Joseph Dickson is a WordPress Developer in Los Angeles CA.

HomepagePermalink
Categories
Work & Productivity

My Frugal Work From Home Setup

This week finally answered a question I’ve asked myself for years. Could I work from home with my existing Linux hardware and contribute with a team of Mac and Windows users? Well, the answer was yes.

My desk at home with a LInux kernel poster above
A Linux kernel poster above my desk. You can’t tell from this photo but the artwork is a portion of the kernel printed as art.

My Desk

Clockwise left to right my desk is ready for calm productivity

  • Three stacked trays hold an assortment of paper and pocket notebooks. No apps! I take notes the old fashioned way.
  • An ASUS 27″ 1080p monitor, large enough that I can set back several feet and comfortably type or read.
  • An HD Webcam from ThinkPenguin for Zoom calls
  • Assorted items: Phone (mostly ignored spam calls), a router, Tweek FunCo Pop! and a Cylon Raider, the Tardis, a custom mug for my pencils and a Frixion pen.
  • $20 Creative speakers
  • Rocketbook Fusion reusable notebook.
Ubuntu 19.10
My nine year old Sandy Bridge i5-2500K has no problems with the latest software.

Software & Hardware

Although I’m using Lubuntu 19.10 for my Work desktop I also have stock Ubuntu for my Personal desktop.

Lubuntu Desktop
Lubuntu Desktop

Work / Life Balance

A frequent suggestion I kept seeing while researching working from home was to create “hard lines” between work & personal time. Bloggers love to talk about how they set up a home office they never enter after work hours. Well, that just isn’t practical. My wife is also working from home during this crisis, space is limited.

To that end not all hard lines have to be physical, So I installed Lubuntu 19.10 on a spare 14 year old 5600 rpm hard drive just collecting dust in my desktop… and yes, I back it up daily.

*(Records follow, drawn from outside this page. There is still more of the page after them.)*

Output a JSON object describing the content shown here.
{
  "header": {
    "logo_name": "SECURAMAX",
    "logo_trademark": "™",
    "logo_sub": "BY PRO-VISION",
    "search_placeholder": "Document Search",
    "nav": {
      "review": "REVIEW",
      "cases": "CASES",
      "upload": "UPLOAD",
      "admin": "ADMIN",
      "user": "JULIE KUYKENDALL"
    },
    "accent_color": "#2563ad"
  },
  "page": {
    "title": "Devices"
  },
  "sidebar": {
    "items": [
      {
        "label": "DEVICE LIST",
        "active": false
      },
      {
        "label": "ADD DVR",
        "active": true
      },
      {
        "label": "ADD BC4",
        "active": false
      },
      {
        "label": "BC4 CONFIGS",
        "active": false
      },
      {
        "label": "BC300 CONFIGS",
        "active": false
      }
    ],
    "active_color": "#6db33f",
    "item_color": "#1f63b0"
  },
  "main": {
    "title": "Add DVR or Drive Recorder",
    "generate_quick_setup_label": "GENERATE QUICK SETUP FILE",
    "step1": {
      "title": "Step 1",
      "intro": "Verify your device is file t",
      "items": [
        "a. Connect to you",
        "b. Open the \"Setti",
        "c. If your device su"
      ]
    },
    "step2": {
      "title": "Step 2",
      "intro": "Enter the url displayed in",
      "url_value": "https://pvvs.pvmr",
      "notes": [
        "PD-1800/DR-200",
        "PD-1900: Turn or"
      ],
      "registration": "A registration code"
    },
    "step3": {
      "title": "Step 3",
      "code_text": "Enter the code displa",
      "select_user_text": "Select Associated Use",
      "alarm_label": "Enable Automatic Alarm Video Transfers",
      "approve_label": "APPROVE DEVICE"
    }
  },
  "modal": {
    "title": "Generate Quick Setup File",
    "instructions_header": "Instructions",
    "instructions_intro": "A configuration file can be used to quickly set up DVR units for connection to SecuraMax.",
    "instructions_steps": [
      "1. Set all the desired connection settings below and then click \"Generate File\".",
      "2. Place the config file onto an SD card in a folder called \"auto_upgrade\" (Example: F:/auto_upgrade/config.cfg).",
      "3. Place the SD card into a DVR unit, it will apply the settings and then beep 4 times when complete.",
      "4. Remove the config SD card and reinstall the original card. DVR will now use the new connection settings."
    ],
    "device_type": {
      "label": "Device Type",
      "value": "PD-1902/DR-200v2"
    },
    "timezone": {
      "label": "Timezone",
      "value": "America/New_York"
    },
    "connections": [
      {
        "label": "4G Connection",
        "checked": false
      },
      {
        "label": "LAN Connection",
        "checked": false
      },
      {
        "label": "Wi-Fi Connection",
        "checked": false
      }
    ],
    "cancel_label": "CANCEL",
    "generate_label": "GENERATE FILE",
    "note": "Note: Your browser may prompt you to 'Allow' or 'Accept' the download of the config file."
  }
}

Using an Ubuntu variant I still benefit from the same workflow just in a different look and feel. If I want to access work or personal documents I have to reboot into a completely installation along with a different look and feel. This creates just enough of an inconvenience to keep me focused on one while avoiding the other.


Current Status
  • Listening to: Daft Punk, Random Access Memories
8-bit icon of Joseph Dicksonlinuxbookpro.com

Joseph Dickson is a WordPress Developer in Los Angeles CA.

HomepagePermalink